Make or Break? Triumph Daytona 1200.

Make or Break? Triumph Daytona 1200.

“That’s a bit bright!”

Yellow motorcycles, I’ve never been a fan! This big old Triumph looks like a chunky wasp with its custard yellow finish and black trimmings. In fact, every person that’s seen it at the yard since it landed have all passed comment on its brightness. I might not like the sunshine colour, but I don’t mind the model itself.

I’m old enough to remember all of the political pointlessness from the 1990s, when manufacturers made their gentleman’s agreement not to build motorcycles with more than 125bhp. Some took it seriously, others just opted to weld blobs of metal into exhaust header pipes and add extra rubber to inlet manifolds. Triumph were keen to get some free headlines for their porky Daytona 1200, so decided to not play ball and rumours of around 140bhp figures started to leak out.Triumph Daytona 1200

I’ve never seen a Daytona 1200 on a dyno personally so have no idea what the true horse count was. I learnt years ago not to believe the performance hype figures pedalled out by the media. Performance claims and lairy paint aside the Daytona is still a bike of interest to some.

“What’s the story on that low mileage?”

With less than 6,000 genuine miles from new, this bike hasn’t had a tough life. I sold this actual bike back in 2017, it had been unused for a few years and needed some tender loving care to make it roadworthy again. I sold it on to someone who, after 4 years of fussing the 1200cc four cylinder, decided he wanted to sell it. I was so impressed with his efforts I didn’t hesitate to take the custard tart back in a deal.

Triumph Daytona 1200Prices for most early Hinckley bikes are still pretty flat. The early Speed Triple 900 and T595 are the only models that have really got a following of rose tinted glasses wearing fans. Prices for decent ones of those are on the up. Pricing an unloved model that’s in excellent condition is tricky however, the older they get the better the chances are of them gaining some love.

This immaculate example also comes with a rare rear seat cowl which cost the last owner over £200 to replace after the original one went AWOL. 

I have checked the prices online and they vary wildly. With this bike it’s going to be a case of, it’s worth what someone will pay for it.
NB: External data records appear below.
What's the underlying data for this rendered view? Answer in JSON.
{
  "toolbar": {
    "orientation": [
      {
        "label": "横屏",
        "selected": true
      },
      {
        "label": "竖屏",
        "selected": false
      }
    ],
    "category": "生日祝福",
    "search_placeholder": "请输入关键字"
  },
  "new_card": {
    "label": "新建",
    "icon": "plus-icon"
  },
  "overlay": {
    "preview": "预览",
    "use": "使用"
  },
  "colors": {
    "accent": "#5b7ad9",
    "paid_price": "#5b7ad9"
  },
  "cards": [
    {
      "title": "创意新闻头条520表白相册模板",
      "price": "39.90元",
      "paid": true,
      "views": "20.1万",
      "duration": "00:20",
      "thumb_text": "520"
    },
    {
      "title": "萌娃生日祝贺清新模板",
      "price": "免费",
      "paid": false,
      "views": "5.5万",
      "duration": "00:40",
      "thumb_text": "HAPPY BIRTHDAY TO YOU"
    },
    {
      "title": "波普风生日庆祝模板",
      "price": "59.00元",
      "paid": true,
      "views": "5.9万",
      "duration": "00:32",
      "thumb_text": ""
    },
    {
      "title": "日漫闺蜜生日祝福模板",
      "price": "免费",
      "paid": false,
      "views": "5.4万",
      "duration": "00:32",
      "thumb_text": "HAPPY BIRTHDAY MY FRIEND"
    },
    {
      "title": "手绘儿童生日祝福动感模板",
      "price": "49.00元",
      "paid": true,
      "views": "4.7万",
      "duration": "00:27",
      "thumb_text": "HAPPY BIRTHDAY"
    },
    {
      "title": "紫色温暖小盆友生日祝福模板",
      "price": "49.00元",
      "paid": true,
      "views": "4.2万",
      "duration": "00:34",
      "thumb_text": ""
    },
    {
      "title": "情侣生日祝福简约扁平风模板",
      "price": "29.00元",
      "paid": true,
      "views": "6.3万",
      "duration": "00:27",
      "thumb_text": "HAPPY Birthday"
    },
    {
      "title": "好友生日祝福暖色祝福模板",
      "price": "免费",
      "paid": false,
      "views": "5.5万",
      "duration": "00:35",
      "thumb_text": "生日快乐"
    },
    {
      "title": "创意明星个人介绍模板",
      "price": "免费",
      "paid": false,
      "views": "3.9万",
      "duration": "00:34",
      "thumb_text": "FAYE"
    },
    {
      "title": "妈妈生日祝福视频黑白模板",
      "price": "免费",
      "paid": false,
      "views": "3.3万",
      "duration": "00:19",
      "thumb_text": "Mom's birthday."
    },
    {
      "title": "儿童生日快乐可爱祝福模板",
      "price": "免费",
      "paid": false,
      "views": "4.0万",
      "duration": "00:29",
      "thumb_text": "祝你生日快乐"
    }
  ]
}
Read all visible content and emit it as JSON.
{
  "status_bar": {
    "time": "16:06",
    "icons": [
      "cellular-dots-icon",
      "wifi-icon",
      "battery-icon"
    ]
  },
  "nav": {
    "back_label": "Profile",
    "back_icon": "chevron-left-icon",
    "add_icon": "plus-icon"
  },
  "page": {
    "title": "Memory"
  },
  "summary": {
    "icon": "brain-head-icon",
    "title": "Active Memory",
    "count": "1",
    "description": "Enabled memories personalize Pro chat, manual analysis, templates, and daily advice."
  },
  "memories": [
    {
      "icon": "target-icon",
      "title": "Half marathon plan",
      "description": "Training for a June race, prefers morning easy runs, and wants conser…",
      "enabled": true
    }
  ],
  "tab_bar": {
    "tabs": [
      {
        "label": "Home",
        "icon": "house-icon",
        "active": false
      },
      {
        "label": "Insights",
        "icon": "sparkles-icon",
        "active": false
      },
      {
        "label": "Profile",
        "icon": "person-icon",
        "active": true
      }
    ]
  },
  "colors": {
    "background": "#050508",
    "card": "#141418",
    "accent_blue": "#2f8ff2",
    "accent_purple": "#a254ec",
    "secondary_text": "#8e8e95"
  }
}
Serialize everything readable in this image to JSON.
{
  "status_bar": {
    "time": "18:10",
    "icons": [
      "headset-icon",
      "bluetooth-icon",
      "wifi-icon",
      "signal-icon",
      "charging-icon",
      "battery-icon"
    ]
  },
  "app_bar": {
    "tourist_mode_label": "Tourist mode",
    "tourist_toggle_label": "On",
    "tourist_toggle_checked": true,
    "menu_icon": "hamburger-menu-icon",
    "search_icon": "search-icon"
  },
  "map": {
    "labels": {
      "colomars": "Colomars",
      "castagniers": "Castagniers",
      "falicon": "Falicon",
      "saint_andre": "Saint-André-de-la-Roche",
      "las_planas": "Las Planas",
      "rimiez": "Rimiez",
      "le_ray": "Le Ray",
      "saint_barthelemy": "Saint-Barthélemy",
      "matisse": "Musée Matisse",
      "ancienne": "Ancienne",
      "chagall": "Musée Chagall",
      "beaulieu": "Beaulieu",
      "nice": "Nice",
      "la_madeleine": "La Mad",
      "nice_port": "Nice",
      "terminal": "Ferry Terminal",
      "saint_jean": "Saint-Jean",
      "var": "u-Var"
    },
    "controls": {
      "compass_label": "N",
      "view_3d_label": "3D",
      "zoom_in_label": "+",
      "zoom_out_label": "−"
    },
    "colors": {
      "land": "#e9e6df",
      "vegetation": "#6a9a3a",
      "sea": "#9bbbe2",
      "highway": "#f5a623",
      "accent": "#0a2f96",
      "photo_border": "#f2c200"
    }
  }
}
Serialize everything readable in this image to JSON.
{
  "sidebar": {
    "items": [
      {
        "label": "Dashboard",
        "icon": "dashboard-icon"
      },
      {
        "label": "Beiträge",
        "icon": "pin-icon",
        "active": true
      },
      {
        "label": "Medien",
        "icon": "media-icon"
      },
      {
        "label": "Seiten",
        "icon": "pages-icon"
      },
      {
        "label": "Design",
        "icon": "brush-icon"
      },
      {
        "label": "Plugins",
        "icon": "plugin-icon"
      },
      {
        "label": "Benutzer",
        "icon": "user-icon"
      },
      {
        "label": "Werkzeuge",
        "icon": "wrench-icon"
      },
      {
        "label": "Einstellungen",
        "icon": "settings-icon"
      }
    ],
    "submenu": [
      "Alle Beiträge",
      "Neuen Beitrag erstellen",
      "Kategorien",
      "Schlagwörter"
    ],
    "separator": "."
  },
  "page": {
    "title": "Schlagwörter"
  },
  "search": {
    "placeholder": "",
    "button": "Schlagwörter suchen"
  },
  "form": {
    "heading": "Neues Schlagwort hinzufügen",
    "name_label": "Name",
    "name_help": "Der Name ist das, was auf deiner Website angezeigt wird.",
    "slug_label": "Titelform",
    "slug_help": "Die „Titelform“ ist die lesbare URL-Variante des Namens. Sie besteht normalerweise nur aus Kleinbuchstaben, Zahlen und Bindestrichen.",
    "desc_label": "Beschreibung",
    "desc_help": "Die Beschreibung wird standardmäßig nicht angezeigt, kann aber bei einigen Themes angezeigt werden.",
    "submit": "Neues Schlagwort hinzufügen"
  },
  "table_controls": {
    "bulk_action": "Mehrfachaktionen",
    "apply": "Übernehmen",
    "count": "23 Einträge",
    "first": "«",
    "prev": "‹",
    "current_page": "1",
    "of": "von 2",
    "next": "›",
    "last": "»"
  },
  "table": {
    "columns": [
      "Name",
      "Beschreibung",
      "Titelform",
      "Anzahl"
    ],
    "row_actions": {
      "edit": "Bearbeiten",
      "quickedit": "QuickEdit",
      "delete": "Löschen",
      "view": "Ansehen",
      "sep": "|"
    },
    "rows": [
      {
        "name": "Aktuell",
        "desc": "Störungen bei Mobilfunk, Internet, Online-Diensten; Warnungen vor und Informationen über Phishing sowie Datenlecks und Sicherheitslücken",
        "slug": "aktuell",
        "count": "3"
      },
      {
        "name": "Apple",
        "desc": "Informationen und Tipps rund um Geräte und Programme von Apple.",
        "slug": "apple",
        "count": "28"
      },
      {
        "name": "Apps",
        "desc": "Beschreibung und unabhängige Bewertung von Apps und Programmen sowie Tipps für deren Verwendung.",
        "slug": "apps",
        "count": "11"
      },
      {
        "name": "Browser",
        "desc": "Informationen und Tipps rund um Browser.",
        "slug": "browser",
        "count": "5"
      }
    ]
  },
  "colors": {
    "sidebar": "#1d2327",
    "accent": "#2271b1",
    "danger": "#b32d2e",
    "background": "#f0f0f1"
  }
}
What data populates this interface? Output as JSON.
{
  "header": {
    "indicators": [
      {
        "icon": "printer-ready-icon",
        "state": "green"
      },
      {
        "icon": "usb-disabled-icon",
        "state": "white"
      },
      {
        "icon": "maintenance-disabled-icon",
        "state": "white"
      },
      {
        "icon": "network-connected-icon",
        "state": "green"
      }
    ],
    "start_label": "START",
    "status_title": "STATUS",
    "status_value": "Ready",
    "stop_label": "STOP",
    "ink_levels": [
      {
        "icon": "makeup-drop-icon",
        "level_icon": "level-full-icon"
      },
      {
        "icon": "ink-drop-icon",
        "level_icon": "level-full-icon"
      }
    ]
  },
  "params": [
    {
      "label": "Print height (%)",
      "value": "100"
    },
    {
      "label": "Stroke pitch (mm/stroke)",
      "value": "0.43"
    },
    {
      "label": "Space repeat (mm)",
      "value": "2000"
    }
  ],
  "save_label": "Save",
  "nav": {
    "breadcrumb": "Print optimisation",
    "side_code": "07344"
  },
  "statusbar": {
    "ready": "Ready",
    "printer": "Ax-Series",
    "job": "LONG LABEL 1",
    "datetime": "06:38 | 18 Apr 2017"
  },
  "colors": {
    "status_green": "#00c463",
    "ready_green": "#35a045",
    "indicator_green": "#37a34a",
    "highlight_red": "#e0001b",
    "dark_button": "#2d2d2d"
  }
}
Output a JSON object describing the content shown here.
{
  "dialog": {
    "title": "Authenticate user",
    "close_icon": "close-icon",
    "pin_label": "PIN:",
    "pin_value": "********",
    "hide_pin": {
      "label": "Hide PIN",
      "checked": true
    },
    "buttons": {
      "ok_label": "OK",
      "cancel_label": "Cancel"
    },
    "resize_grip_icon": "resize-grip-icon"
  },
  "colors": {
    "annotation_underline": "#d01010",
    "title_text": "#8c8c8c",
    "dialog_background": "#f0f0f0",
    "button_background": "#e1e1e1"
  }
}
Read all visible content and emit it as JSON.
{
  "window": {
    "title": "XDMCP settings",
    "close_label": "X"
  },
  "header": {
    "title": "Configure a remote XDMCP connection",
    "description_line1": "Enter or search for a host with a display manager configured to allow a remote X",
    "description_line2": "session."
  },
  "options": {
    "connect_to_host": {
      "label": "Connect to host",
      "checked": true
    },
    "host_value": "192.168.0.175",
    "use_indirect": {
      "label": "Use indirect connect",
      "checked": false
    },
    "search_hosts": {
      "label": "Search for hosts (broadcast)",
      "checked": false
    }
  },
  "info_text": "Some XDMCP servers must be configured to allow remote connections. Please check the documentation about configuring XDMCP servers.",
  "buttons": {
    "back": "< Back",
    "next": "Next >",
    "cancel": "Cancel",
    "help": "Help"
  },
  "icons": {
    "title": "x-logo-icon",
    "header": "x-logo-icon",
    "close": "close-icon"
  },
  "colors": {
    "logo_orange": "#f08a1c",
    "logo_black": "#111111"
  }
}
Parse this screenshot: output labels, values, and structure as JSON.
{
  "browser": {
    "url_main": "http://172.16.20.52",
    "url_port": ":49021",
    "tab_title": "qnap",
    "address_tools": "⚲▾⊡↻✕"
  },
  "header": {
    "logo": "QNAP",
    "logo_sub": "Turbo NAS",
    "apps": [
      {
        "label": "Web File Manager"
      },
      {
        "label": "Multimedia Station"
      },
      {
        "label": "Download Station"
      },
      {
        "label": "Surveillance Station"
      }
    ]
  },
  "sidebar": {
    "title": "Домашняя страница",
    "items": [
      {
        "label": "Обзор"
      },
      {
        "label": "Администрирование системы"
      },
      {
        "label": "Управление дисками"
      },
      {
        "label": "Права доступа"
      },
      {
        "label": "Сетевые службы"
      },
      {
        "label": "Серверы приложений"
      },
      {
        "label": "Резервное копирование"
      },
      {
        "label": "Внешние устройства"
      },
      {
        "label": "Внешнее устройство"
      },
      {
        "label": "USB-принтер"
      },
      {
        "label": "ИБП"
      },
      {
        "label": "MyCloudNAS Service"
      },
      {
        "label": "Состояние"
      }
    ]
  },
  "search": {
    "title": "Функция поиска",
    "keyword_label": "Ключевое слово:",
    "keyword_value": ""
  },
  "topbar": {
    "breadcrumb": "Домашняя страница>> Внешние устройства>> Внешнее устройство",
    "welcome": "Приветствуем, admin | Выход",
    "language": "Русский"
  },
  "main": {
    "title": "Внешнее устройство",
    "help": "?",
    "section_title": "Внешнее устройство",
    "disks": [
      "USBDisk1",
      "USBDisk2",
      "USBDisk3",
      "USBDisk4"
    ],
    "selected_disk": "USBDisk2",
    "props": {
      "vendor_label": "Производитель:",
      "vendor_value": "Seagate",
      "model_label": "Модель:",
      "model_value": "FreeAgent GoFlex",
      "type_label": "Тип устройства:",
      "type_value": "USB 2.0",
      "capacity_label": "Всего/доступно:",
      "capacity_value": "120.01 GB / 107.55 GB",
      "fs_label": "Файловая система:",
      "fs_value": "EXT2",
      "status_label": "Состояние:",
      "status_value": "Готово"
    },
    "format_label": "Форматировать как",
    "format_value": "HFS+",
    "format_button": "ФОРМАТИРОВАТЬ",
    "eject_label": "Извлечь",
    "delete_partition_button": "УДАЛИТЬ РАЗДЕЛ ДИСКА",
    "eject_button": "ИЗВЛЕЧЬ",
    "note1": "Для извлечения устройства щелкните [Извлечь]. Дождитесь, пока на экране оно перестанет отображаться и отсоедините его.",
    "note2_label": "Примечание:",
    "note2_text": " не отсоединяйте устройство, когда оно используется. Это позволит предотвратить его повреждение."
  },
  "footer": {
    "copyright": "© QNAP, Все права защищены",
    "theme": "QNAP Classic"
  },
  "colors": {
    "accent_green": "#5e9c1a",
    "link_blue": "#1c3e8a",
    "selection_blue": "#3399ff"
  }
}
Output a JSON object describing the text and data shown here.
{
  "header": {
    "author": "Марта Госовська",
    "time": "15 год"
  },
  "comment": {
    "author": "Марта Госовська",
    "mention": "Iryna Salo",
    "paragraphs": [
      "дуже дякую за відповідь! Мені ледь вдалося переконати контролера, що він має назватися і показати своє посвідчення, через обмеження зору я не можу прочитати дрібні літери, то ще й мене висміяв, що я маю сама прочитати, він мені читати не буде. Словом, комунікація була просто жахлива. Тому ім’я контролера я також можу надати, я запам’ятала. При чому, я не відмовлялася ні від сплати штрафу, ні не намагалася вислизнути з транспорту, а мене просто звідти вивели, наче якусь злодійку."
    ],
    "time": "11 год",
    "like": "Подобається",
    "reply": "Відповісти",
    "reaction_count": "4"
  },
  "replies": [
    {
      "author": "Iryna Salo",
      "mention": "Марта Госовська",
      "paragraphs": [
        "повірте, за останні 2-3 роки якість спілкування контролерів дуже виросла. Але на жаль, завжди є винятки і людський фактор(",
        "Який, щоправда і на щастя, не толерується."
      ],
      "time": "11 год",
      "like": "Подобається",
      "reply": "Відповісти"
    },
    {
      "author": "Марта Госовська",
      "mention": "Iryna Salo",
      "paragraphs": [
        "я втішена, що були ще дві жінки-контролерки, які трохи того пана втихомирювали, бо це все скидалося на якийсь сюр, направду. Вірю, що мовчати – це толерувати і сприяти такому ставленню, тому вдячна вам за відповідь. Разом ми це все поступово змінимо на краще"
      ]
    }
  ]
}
With plenty of other used bikes to get shifted I’m not rushing to punt this on just yet. I might even stick some unleaded in that man size fuel tank and get her out and over that 6,000 mile mark.

Article provided by Scottie Redmond

of NTS Bike Breakers.